Records for the exercise Start Marker
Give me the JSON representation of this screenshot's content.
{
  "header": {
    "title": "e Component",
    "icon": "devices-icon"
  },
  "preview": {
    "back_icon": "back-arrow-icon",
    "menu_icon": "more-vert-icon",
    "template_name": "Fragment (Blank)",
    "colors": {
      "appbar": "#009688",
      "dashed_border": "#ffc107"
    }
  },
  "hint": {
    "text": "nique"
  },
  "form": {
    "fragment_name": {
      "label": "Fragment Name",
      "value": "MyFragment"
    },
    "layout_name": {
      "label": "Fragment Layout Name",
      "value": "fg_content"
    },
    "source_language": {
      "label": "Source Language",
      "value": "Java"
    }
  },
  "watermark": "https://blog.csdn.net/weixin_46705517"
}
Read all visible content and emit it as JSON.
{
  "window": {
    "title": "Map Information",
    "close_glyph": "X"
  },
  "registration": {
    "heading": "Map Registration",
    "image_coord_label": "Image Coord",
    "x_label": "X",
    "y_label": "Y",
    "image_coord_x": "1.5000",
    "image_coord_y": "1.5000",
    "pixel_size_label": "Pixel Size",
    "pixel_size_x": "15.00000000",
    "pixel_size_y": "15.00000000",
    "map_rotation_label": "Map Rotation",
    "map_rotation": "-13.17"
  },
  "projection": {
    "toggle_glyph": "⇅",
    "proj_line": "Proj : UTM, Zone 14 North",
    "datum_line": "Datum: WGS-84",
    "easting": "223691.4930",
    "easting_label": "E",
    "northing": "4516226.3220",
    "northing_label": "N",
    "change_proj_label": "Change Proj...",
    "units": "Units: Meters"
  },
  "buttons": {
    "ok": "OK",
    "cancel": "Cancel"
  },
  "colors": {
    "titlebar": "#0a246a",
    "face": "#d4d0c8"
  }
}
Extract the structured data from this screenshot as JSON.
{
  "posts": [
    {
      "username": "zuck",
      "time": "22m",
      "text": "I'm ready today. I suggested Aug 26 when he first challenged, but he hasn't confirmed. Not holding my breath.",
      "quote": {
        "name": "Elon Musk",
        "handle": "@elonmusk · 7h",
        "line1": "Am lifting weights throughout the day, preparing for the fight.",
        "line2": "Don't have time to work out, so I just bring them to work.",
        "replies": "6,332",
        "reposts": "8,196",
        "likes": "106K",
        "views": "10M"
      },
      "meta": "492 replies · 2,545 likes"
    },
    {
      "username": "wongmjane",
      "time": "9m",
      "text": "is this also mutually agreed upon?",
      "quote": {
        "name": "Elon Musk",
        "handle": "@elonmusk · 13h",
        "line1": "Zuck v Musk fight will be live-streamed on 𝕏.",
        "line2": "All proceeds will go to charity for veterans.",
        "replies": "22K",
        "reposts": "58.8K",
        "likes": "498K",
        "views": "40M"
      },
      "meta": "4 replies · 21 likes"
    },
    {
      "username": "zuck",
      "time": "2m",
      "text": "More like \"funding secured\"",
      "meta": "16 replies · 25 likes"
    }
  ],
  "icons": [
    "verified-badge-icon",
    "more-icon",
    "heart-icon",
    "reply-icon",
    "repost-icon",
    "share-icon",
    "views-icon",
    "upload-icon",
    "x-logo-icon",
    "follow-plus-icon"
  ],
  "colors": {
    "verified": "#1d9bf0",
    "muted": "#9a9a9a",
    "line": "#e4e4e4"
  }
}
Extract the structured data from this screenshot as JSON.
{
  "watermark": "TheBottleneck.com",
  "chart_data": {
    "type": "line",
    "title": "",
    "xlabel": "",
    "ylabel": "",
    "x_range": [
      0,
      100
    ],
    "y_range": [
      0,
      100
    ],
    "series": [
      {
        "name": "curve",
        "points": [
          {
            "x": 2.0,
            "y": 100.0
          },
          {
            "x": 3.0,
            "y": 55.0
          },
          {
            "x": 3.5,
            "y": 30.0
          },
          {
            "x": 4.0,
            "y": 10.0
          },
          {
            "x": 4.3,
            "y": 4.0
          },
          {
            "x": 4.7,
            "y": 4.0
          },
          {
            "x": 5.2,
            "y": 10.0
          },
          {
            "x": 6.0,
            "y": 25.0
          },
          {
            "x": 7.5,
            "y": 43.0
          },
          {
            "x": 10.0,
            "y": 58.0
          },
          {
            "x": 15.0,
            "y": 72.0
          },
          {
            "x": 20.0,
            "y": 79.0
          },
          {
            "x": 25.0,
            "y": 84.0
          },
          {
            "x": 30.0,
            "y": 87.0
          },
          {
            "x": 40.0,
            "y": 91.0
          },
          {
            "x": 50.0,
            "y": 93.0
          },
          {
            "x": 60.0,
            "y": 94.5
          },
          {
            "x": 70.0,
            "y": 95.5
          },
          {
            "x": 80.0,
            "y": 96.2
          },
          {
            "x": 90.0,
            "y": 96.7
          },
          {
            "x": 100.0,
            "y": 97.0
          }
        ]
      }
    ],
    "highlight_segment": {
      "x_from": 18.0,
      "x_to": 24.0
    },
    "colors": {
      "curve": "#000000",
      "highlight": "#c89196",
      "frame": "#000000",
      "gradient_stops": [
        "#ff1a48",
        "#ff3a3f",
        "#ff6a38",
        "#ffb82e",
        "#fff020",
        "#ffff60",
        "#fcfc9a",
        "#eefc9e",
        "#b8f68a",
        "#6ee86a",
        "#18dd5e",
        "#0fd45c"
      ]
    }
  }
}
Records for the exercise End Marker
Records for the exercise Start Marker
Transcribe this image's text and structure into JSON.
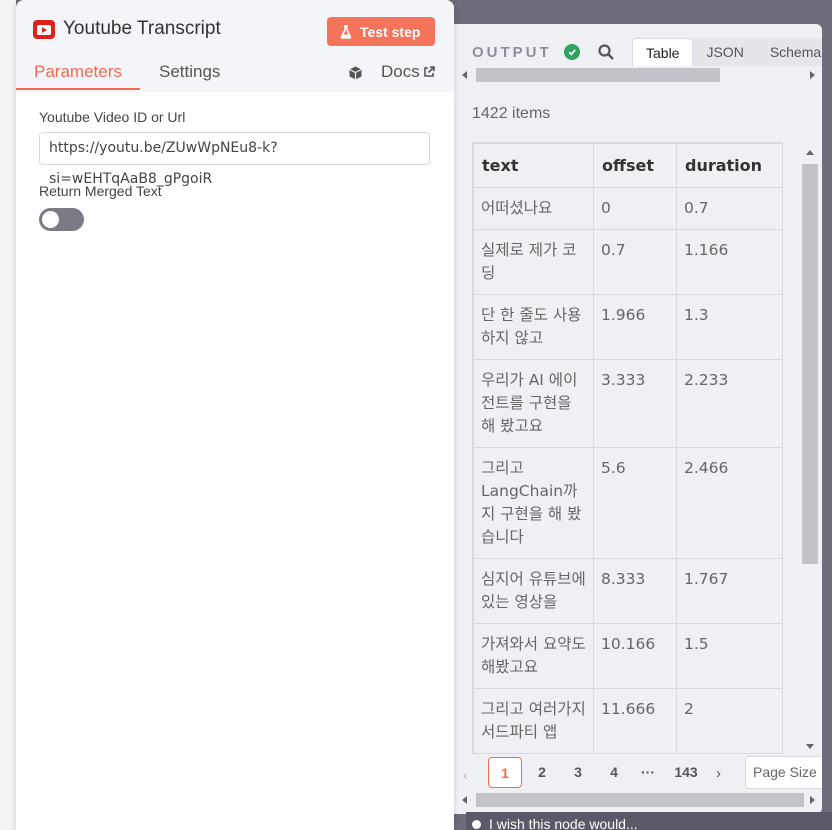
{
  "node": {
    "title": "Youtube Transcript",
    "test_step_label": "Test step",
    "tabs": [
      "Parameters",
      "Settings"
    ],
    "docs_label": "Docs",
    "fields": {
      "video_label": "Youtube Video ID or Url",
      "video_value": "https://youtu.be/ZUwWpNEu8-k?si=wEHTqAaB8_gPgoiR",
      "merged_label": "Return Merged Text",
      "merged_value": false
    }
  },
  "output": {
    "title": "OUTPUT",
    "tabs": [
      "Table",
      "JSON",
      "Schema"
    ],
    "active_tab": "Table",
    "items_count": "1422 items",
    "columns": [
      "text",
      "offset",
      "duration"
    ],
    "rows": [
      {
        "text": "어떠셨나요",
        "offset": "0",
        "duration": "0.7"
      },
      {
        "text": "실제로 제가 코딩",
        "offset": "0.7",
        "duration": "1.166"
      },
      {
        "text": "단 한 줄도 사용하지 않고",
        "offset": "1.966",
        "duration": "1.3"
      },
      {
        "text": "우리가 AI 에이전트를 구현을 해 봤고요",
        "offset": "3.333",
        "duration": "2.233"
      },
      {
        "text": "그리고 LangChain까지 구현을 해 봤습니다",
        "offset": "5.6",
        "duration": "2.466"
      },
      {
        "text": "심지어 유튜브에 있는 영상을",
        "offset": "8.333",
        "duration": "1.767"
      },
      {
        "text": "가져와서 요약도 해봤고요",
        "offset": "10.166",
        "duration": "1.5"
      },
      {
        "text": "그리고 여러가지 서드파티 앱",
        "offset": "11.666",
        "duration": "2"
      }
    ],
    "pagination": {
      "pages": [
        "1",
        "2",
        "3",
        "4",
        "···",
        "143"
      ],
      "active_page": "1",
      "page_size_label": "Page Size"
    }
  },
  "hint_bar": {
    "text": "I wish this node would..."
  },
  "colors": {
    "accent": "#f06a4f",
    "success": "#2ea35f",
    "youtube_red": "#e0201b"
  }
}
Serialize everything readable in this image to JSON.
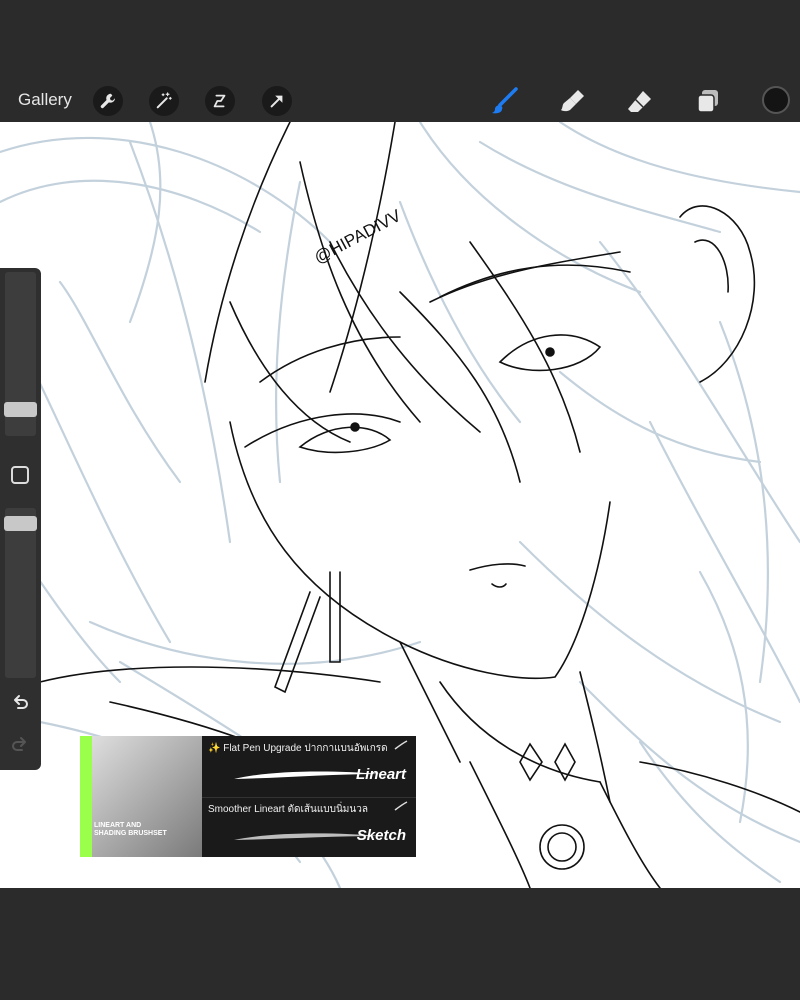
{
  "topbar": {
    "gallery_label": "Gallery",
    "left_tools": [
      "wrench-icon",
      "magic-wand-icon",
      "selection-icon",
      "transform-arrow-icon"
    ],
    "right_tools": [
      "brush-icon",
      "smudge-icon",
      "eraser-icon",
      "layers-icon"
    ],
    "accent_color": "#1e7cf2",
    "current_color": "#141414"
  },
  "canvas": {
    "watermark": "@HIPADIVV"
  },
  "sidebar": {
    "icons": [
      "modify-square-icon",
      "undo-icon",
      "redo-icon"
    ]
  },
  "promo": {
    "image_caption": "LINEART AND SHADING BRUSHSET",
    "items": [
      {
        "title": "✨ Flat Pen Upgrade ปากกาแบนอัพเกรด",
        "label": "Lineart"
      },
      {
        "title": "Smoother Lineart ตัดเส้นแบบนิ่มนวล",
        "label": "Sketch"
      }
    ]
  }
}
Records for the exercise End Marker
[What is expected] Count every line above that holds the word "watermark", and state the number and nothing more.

[Answer box] 3